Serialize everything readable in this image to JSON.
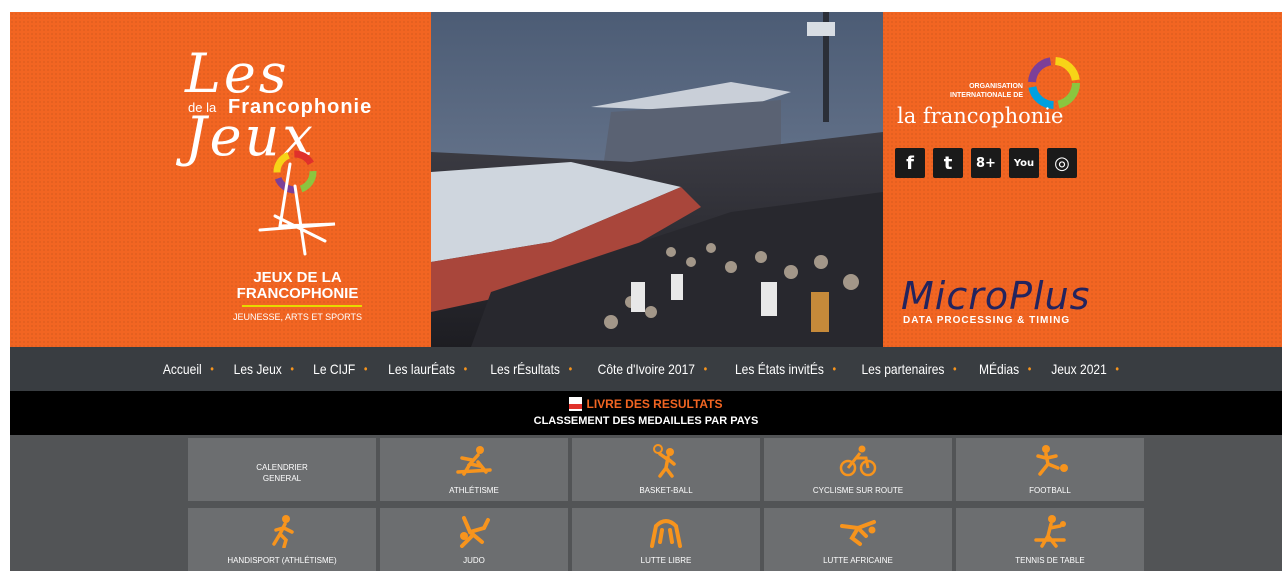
{
  "banner": {
    "title_script": "Les Jeux",
    "title_prefix": "de la",
    "title_brand": "Francophonie",
    "games_name": "JEUX DE LA FRANCOPHONIE",
    "games_tagline": "JEUNESSE, ARTS ET SPORTS",
    "oif_small": "ORGANISATION INTERNATIONALE DE",
    "oif_name": "la francophonie",
    "sponsor_name": "MicroPlus",
    "sponsor_tagline": "DATA PROCESSING & TIMING",
    "social": [
      {
        "icon": "facebook-icon",
        "glyph": "f"
      },
      {
        "icon": "twitter-icon",
        "glyph": "t"
      },
      {
        "icon": "googleplus-icon",
        "glyph": "8+"
      },
      {
        "icon": "youtube-icon",
        "glyph": "You"
      },
      {
        "icon": "instagram-icon",
        "glyph": "◎"
      }
    ],
    "colors": {
      "orange": "#f26522",
      "navy": "#23245e"
    }
  },
  "nav": {
    "items": [
      "Accueil",
      "Les Jeux",
      "Le CIJF",
      "Les laurÉats",
      "Les rÉsultats",
      "Côte d'Ivoire 2017",
      "Les États invitÉs",
      "Les partenaires",
      "MÉdias",
      "Jeux 2021"
    ],
    "separator": "•"
  },
  "results": {
    "livre": "LIVRE DES RESULTATS",
    "classement": "CLASSEMENT DES MEDAILLES PAR PAYS"
  },
  "tiles": [
    {
      "label": "CALENDRIER GENERAL",
      "icon": "calendar"
    },
    {
      "label": "ATHLÉTISME",
      "icon": "athletics-icon"
    },
    {
      "label": "BASKET-BALL",
      "icon": "basketball-icon"
    },
    {
      "label": "CYCLISME SUR ROUTE",
      "icon": "cycling-icon"
    },
    {
      "label": "FOOTBALL",
      "icon": "football-icon"
    },
    {
      "label": "HANDISPORT (ATHLÉTISME)",
      "icon": "handisport-icon"
    },
    {
      "label": "JUDO",
      "icon": "judo-icon"
    },
    {
      "label": "LUTTE LIBRE",
      "icon": "freestyle-wrestling-icon"
    },
    {
      "label": "LUTTE AFRICAINE",
      "icon": "african-wrestling-icon"
    },
    {
      "label": "TENNIS DE TABLE",
      "icon": "table-tennis-icon"
    }
  ]
}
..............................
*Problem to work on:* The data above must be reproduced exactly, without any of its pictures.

*Solution to this task:*
Serialize everything readable in this image to JSON.
{
  "banner": {
    "title_script": "Les Jeux",
    "title_prefix": "de la",
    "title_brand": "Francophonie",
    "games_name": "JEUX DE LA FRANCOPHONIE",
    "games_tagline": "JEUNESSE, ARTS ET SPORTS",
    "oif_small": "ORGANISATION INTERNATIONALE DE",
    "oif_name": "la francophonie",
    "sponsor_name": "MicroPlus",
    "sponsor_tagline": "DATA PROCESSING & TIMING",
    "social": [
      {
        "icon": "facebook-icon",
        "glyph": "f"
      },
      {
        "icon": "twitter-icon",
        "glyph": "t"
      },
      {
        "icon": "googleplus-icon",
        "glyph": "8+"
      },
      {
        "icon": "youtube-icon",
        "glyph": "You"
      },
      {
        "icon": "instagram-icon",
        "glyph": "◎"
      }
    ],
    "colors": {
      "orange": "#f26522",
      "navy": "#23245e"
    }
  },
  "nav": {
    "items": [
      "Accueil",
      "Les Jeux",
      "Le CIJF",
      "Les laurÉats",
      "Les rÉsultats",
      "Côte d'Ivoire 2017",
      "Les États invitÉs",
      "Les partenaires",
      "MÉdias",
      "Jeux 2021"
    ],
    "separator": "•"
  },
  "results": {
    "livre": "LIVRE DES RESULTATS",
    "classement": "CLASSEMENT DES MEDAILLES PAR PAYS"
  },
  "tiles": [
    {
      "label": "CALENDRIER GENERAL",
      "icon": "calendar"
    },
    {
      "label": "ATHLÉTISME",
      "icon": "athletics-icon"
    },
    {
      "label": "BASKET-BALL",
      "icon": "basketball-icon"
    },
    {
      "label": "CYCLISME SUR ROUTE",
      "icon": "cycling-icon"
    },
    {
      "label": "FOOTBALL",
      "icon": "football-icon"
    },
    {
      "label": "HANDISPORT (ATHLÉTISME)",
      "icon": "handisport-icon"
    },
    {
      "label": "JUDO",
      "icon": "judo-icon"
    },
    {
      "label": "LUTTE LIBRE",
      "icon": "freestyle-wrestling-icon"
    },
    {
      "label": "LUTTE AFRICAINE",
      "icon": "african-wrestling-icon"
    },
    {
      "label": "TENNIS DE TABLE",
      "icon": "table-tennis-icon"
    }
  ]
}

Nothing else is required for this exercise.